In this article we will take a look at the basic techniques for diagnosing a problem with Remote Desktop Connection. For example, when you try to establish a connection to the remote server using the standard client mstsc.exe (Remote Desktop Connection), the string as “Initiating Remote Connection …” appears, and then the user receives an error: Remote Desktop can’t find the computer %RDPHostName%. This might mean that %RDPHostName% does not belong to the specified network. Verify the computer name and domain that you are trying to connect to.
In most cases, this error indicates that there are problems with your DNS servers (or DNS records on it), because of which your computer can’t resolve the specified host name.
First of all, make sure that you have specified the correct name of the remote RDP host in the Computer field.
Try to connect to the RDP server by IP address instead of the DNS name.
Then try to find out if your DNS server knows the FQDN of the RDP server to which you are connecting (%RDPHostName%). Open an elevated Command prompt and run the command:
Make sure that the command returned the IP address of the remote server, for example:
If the command returned an incorrect entry, try to flush DNS cache (ipconfig/flushdns) on the client and try to resolve RDP hostname again.
If the Nslookup command still returns an invalid entry, open the hosts file with the command:

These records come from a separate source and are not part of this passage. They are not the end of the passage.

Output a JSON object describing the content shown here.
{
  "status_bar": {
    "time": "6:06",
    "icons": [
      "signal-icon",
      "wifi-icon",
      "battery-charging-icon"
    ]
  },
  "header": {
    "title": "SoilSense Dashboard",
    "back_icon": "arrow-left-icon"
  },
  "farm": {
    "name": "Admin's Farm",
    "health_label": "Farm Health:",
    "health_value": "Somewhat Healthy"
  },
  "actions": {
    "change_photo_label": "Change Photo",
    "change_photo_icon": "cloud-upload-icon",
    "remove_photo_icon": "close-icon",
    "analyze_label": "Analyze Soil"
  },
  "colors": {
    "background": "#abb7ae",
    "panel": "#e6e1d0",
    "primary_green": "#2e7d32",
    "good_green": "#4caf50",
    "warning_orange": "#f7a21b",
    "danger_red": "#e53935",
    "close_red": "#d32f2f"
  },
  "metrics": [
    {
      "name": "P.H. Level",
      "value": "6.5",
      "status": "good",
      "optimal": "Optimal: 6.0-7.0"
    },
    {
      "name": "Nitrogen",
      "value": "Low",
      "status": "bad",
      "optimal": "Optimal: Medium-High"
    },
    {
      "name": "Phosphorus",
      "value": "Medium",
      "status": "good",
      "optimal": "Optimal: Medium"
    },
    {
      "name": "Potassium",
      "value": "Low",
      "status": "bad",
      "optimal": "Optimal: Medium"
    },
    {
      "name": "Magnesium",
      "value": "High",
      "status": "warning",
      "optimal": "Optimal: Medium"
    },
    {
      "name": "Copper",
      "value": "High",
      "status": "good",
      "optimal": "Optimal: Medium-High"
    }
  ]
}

If there are no entries for your RDP server in the file, you can try to add them manually (thus you can bypass the incorrect entries that your DNS server returns). You need to add a string to a hosts file in the following format:

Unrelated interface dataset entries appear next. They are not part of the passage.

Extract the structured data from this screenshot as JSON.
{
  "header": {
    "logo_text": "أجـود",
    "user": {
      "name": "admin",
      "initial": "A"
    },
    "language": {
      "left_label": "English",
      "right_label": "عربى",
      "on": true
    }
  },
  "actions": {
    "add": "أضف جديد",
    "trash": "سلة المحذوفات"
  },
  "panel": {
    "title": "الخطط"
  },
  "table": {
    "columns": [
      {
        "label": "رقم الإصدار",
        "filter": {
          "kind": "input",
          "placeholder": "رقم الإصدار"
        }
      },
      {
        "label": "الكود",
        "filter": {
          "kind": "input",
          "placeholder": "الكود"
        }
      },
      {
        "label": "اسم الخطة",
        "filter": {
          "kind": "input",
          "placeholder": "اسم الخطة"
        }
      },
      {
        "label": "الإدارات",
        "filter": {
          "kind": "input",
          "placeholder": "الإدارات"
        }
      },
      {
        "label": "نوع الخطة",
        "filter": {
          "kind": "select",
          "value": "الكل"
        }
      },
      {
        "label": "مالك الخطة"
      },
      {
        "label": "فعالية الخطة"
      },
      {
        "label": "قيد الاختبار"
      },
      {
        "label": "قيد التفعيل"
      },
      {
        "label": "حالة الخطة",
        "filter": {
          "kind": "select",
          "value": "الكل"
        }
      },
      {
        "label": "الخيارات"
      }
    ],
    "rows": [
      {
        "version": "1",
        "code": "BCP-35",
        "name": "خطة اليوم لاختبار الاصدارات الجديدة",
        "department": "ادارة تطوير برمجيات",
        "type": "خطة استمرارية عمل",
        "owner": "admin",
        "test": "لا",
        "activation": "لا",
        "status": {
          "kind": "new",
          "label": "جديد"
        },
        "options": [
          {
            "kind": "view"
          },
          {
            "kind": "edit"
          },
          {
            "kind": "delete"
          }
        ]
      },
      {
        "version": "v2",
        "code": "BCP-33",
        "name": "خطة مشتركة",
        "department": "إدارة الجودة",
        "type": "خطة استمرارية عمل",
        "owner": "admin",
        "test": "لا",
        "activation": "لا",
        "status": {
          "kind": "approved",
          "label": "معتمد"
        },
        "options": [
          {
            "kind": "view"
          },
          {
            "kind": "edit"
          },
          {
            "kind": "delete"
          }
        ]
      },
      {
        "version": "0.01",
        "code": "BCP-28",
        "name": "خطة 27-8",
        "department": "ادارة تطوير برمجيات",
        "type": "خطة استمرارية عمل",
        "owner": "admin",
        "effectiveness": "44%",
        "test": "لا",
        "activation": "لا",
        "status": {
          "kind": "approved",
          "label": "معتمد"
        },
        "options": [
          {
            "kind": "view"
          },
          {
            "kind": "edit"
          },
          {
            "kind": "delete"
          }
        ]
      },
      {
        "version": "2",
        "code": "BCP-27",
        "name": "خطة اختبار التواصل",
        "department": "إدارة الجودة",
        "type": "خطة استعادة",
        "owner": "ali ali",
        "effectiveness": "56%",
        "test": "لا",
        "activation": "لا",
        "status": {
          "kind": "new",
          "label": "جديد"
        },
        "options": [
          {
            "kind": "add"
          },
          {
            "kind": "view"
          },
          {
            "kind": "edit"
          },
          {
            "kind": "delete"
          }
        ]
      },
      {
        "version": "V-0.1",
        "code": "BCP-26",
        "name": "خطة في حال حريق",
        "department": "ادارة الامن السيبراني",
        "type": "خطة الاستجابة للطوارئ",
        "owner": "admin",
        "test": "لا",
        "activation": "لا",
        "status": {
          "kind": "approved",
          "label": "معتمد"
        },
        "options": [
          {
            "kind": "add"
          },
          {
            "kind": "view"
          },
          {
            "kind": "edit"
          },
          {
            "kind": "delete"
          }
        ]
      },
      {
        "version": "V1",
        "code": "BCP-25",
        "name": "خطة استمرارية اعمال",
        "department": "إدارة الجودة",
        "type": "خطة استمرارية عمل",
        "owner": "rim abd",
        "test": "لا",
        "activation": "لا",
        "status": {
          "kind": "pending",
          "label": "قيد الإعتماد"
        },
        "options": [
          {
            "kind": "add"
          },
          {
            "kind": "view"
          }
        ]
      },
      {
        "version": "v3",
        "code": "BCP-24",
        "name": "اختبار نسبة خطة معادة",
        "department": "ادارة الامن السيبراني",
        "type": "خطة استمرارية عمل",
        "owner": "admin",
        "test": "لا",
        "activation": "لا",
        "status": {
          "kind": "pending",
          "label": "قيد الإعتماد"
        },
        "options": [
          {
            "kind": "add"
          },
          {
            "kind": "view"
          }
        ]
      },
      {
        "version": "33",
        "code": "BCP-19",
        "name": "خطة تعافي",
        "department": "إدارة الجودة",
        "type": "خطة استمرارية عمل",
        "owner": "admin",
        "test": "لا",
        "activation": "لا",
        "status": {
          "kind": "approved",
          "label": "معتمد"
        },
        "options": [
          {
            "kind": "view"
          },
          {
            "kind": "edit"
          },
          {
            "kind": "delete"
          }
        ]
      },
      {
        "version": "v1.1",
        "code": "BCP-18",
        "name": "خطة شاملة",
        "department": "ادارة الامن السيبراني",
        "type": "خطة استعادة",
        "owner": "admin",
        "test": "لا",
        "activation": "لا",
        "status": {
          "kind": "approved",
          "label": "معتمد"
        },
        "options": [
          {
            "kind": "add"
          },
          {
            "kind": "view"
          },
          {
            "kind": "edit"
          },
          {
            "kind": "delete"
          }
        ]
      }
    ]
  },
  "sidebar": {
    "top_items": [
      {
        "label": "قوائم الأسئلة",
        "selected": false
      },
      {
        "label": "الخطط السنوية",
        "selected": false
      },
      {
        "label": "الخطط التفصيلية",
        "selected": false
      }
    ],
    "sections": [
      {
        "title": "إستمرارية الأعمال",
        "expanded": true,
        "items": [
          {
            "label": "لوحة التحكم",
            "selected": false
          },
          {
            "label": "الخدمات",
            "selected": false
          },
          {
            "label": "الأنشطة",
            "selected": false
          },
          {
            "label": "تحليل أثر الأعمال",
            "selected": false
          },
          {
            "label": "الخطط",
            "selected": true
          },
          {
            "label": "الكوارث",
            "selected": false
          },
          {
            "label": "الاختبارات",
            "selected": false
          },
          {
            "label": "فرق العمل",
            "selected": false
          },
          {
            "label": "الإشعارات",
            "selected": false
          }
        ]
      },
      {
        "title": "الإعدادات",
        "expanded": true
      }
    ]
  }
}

If the problem is solved, your DNS server is misconfigured, you need to check the entries on it or report the problem to the DNS administrator.

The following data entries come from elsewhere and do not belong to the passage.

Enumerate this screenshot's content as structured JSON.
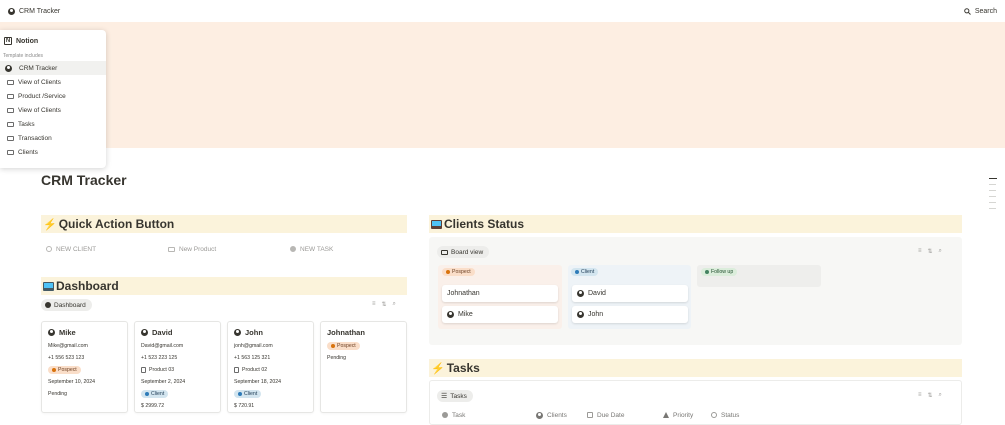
{
  "topbar": {
    "title": "CRM Tracker",
    "search_label": "Search"
  },
  "sidebar": {
    "brand": "Notion",
    "subtitle": "Template includes",
    "items": [
      {
        "label": "CRM Tracker",
        "active": true
      },
      {
        "label": "View of Clients"
      },
      {
        "label": "Product /Service"
      },
      {
        "label": "View of Clients"
      },
      {
        "label": "Tasks"
      },
      {
        "label": "Transaction"
      },
      {
        "label": "Clients"
      }
    ]
  },
  "page": {
    "title": "CRM Tracker"
  },
  "quick_actions": {
    "heading": "Quick Action Button",
    "buttons": [
      {
        "label": "NEW CLIENT"
      },
      {
        "label": "New Product"
      },
      {
        "label": "NEW TASK"
      }
    ]
  },
  "dashboard": {
    "heading": "Dashboard",
    "view_label": "Dashboard",
    "cards": [
      {
        "name": "Mike",
        "email": "Mike@gmail.com",
        "phone": "+1 556 523 123",
        "status": "Pospect",
        "date": "September 10, 2024",
        "state": "Pending"
      },
      {
        "name": "David",
        "email": "David@gmail.com",
        "phone": "+1 523 223 125",
        "product": "Product 03",
        "date": "September 2, 2024",
        "status": "Client",
        "amount": "$ 2999.72"
      },
      {
        "name": "John",
        "email": "jonh@gmail.com",
        "phone": "+1 563 125 321",
        "product": "Product 02",
        "date": "September 18, 2024",
        "status": "Client",
        "amount": "$ 720.91"
      },
      {
        "name": "Johnathan",
        "status": "Pospect",
        "state": "Pending"
      }
    ]
  },
  "clients_status": {
    "heading": "Clients Status",
    "view_label": "Board view",
    "columns": [
      {
        "label": "Pospect",
        "cards": [
          "Johnathan",
          "Mike"
        ]
      },
      {
        "label": "Client",
        "cards": [
          "David",
          "John"
        ]
      },
      {
        "label": "Follow up",
        "cards": []
      }
    ]
  },
  "tasks": {
    "heading": "Tasks",
    "view_label": "Tasks",
    "columns": [
      "Task",
      "Clients",
      "Due Date",
      "Priority",
      "Status"
    ]
  },
  "colors": {
    "banner": "#fdeee2",
    "section_bg": "#fbf3db",
    "prospect": "#d9730d",
    "client": "#2e7bb8",
    "follow_up": "#448361"
  }
}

Check the availability of the RDP server with the ping command:
Then you should check that the RDP port 3389 (TCP) is available from the client on the server (this is the port for RDP connection by default). The easiest way to check the port availability is using the PowerShell command:
Test-NetConnection rdphostname.contoso.com -port 3389
If the command returned TcpTestSucceeded: False, this means that the RDP service on the remote computer is disabled, or the connection is blocked by the firewall on the client, server, or network routers.
A few tips to check if you can’t connect to an RDP server:
1. Try to update the version of your RPD client (especially if you are using Windows XP, Windows 7 or 8.1);
2. Try to use an alternative RDP client (RDCMan);
3. Temporarily disable the antivirus and firewall on the client and server side and check the RDP connection;
4. If you are connecting from a Windows XP client and the NLA (Network Level Authentication) is enabled on the server, then on the client side XP you can enable NLA support only through the registry;
5. Remote connection is not possible if the user account under which you are connecting does not have a password.
If the Remote Desktop can’t find the computer error occurs when you try to create a remote RDP connection from the RD Web Access page, try to manually specify the correct RD Gateway address in the RDP connection settings (the connection through RDWebAccess is performed not via standard port 3389, but through HTTPS – 443 port) and try to connect. If the connection is successfully established, then you have a misconfigured RDWebAccess server.
To fix the problem, open the IIS Manager console on the RD Web Access server. Go to Sites > Default Web Site > RDWeb > Pages. Open the Application Settings section and in the DefaultTSGateway parameter specify the external DNS name of your RD Gateway server.